The assignment of moral consumerism onto the individual citizen, labeled “the individualization of responsibility” by Maniates (p.33) is the popular idea that consumers can buy their way out of ecological problems through informed purchases, and shifts blame away from the product manufacturers. Maniates goes on to discredit the idea of “consumption-as-social-action” and reveals that during the 1980’s in the United States, “responsibility for creating and fixing environmental problems was radically reassigned, from government, corporations,…to individual consumers and their decisions in the marketplace.” (Maniates, p.39) The idea of consumption as a solution continues with consumers who are trying to protect themselves from toxins and pollutants by purchasing what they perceive to be safe products. They often make their choices based on trust or belief of a products marketing or labeling, without any observable metrics. This idea again assigns the responsibility, of contaminant avoidance in this case, onto the consumer. (MacKendrick, Stevens, p. 311) And again, the manufacturers avoid blame or culpability for offering unhealthy products.
Individual citizens are unable to maintain this responsibility. Solutions to issues regarding the continued production of harmful products require the political strength of whole societies to place the responsibility onto the corporations and manufacturers. The individual mandate of responsibility needs to shift its focus to reducing the level of consumption, no longer having to judge the morality or toxicity of a product.

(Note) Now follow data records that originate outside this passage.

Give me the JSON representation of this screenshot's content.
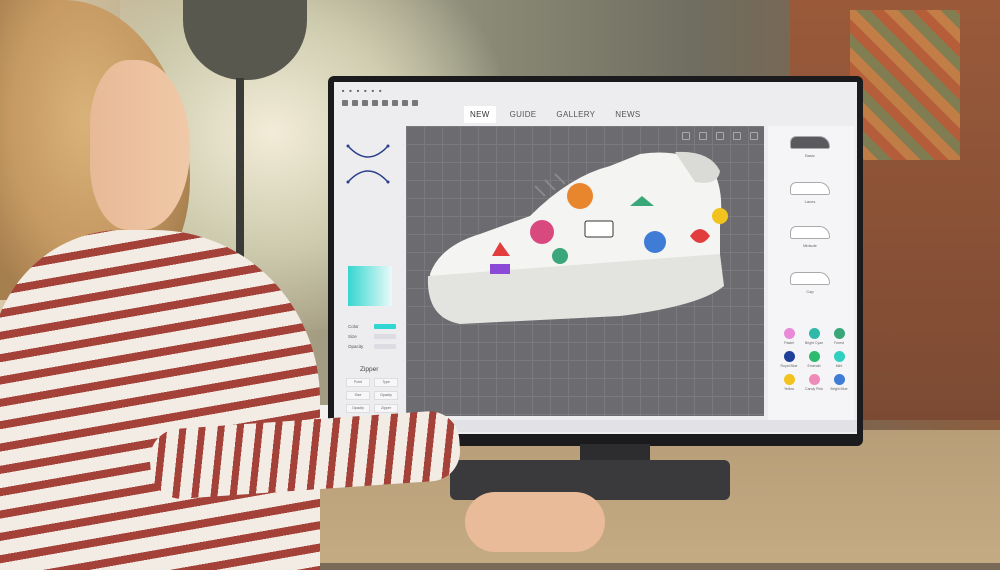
{
  "app": {
    "tabs": [
      "NEW",
      "GUIDE",
      "GALLERY",
      "NEWS"
    ],
    "active_tab": "NEW"
  },
  "left_panel": {
    "properties": [
      {
        "label": "Color",
        "field": "cyan"
      },
      {
        "label": "Size",
        "field": "grey"
      },
      {
        "label": "Opacity",
        "field": "grey"
      }
    ],
    "section_title": "Zipper",
    "zipper_buttons": [
      "Point",
      "Type",
      "Size",
      "Opacity",
      "Opacity",
      "Zipper"
    ]
  },
  "right_panel": {
    "shoe_options": [
      "Basic",
      "Laces",
      "Midsole",
      "Cap"
    ],
    "colors": [
      {
        "name": "Pastel",
        "hex": "#e88ad8"
      },
      {
        "name": "Bright Cyan",
        "hex": "#2fb9a8"
      },
      {
        "name": "Forest",
        "hex": "#3aa77a"
      },
      {
        "name": "Royal Blue",
        "hex": "#1f3f9a"
      },
      {
        "name": "Emerald",
        "hex": "#2dbb6e"
      },
      {
        "name": "Mint",
        "hex": "#2fd0c0"
      },
      {
        "name": "Yellow",
        "hex": "#f2c21e"
      },
      {
        "name": "Candy Pink",
        "hex": "#f08ab8"
      },
      {
        "name": "Bright Blue",
        "hex": "#3f7cd6"
      }
    ]
  },
  "colors": {
    "canvas_bg": "#6c6c70",
    "accent": "#2fd6d2",
    "monitor_bezel": "#1b1b1d"
  }
}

Hickman, Matt. “Green Product Certification: 21 Symbols You Should Recognize.” Mother Nature Network. Oct, 2013. Photo:ducu59us/shutterstock www.mnn.com/money/sustainable-business-practices/stories/green-product-certification-21-symbols-you-should
MacKendrick, Nora., and Stevens, Lindsay. “‘Taking Back a Little Bit of Control’: Managing the Contaminated Body Through Consumption.” Sociological Forum, vol. 31, no. 2, June 2016, pp. 310-329.

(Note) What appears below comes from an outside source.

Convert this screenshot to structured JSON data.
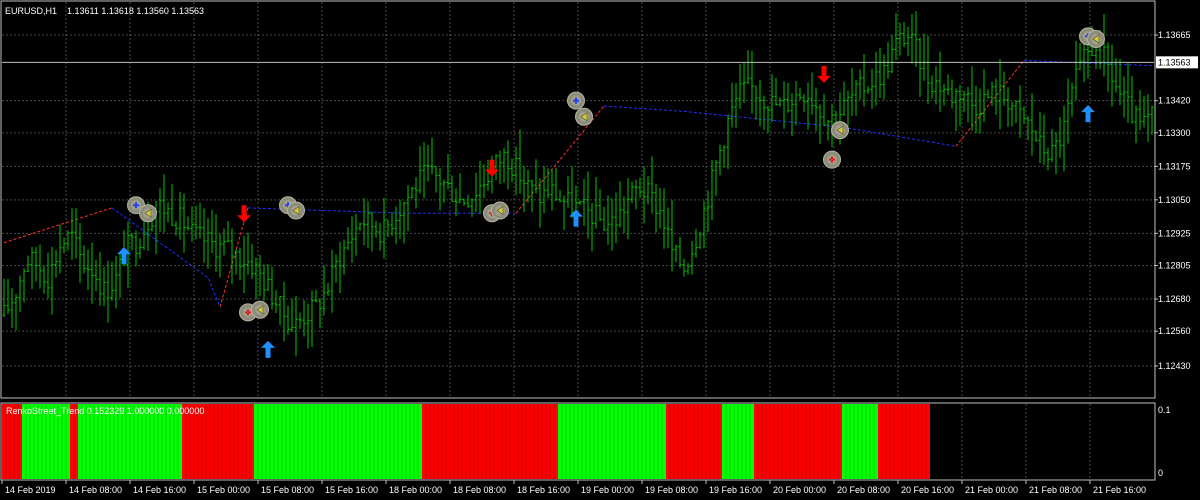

Maniates, Michael. “Individualization: Plant a Tree, Buy a Bike, Save the World?” Global Environmental Politics, vol.1, no. 3, 2001, pp. 31-52